> [Task objective]
Copy out all the records, word for word.

> [Data listing]
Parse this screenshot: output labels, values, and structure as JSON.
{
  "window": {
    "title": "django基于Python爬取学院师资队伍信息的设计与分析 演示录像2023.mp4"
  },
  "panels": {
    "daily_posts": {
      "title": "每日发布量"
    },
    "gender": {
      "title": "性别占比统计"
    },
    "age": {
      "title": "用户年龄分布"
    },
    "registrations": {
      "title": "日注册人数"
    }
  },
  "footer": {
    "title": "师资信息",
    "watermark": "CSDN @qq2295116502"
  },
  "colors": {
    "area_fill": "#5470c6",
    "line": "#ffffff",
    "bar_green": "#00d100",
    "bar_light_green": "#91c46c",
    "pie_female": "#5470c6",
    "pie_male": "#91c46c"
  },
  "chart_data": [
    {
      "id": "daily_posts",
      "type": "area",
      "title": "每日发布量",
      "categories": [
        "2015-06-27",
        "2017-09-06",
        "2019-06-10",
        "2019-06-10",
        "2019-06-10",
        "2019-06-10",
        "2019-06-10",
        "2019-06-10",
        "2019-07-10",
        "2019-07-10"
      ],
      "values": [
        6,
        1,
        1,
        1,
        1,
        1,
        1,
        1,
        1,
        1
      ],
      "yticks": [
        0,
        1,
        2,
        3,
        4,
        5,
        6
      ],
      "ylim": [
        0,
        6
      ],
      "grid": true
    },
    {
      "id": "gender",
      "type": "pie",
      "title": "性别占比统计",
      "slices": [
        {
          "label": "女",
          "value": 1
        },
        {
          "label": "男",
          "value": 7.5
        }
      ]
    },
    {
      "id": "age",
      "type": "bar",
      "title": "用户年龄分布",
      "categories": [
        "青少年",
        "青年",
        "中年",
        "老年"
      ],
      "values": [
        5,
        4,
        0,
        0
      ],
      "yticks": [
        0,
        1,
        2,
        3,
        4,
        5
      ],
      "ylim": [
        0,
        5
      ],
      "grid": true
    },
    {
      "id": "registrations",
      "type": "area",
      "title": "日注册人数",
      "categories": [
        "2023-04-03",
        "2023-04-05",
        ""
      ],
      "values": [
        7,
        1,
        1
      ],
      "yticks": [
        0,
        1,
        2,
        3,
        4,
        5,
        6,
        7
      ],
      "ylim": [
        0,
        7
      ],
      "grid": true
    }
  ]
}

> [Exercise output]
Parse this screenshot: output labels, values, and structure as JSON.
{
  "window": {
    "title": "django基于Python爬取学院师资队伍信息的设计与分析 演示录像2023.mp4"
  },
  "panels": {
    "daily_posts": {
      "title": "每日发布量"
    },
    "gender": {
      "title": "性别占比统计"
    },
    "age": {
      "title": "用户年龄分布"
    },
    "registrations": {
      "title": "日注册人数"
    }
  },
  "footer": {
    "title": "师资信息",
    "watermark": "CSDN @qq2295116502"
  },
  "colors": {
    "area_fill": "#5470c6",
    "line": "#ffffff",
    "bar_green": "#00d100",
    "bar_light_green": "#91c46c",
    "pie_female": "#5470c6",
    "pie_male": "#91c46c"
  },
  "chart_data": [
    {
      "id": "daily_posts",
      "type": "area",
      "title": "每日发布量",
      "categories": [
        "2015-06-27",
        "2017-09-06",
        "2019-06-10",
        "2019-06-10",
        "2019-06-10",
        "2019-06-10",
        "2019-06-10",
        "2019-06-10",
        "2019-07-10",
        "2019-07-10"
      ],
      "values": [
        6,
        1,
        1,
        1,
        1,
        1,
        1,
        1,
        1,
        1
      ],
      "yticks": [
        0,
        1,
        2,
        3,
        4,
        5,
        6
      ],
      "ylim": [
        0,
        6
      ],
      "grid": true
    },
    {
      "id": "gender",
      "type": "pie",
      "title": "性别占比统计",
      "slices": [
        {
          "label": "女",
          "value": 1
        },
        {
          "label": "男",
          "value": 7.5
        }
      ]
    },
    {
      "id": "age",
      "type": "bar",
      "title": "用户年龄分布",
      "categories": [
        "青少年",
        "青年",
        "中年",
        "老年"
      ],
      "values": [
        5,
        4,
        0,
        0
      ],
      "yticks": [
        0,
        1,
        2,
        3,
        4,
        5
      ],
      "ylim": [
        0,
        5
      ],
      "grid": true
    },
    {
      "id": "registrations",
      "type": "area",
      "title": "日注册人数",
      "categories": [
        "2023-04-03",
        "2023-04-05",
        ""
      ],
      "values": [
        7,
        1,
        1
      ],
      "yticks": [
        0,
        1,
        2,
        3,
        4,
        5,
        6,
        7
      ],
      "ylim": [
        0,
        7
      ],
      "grid": true
    }
  ]
}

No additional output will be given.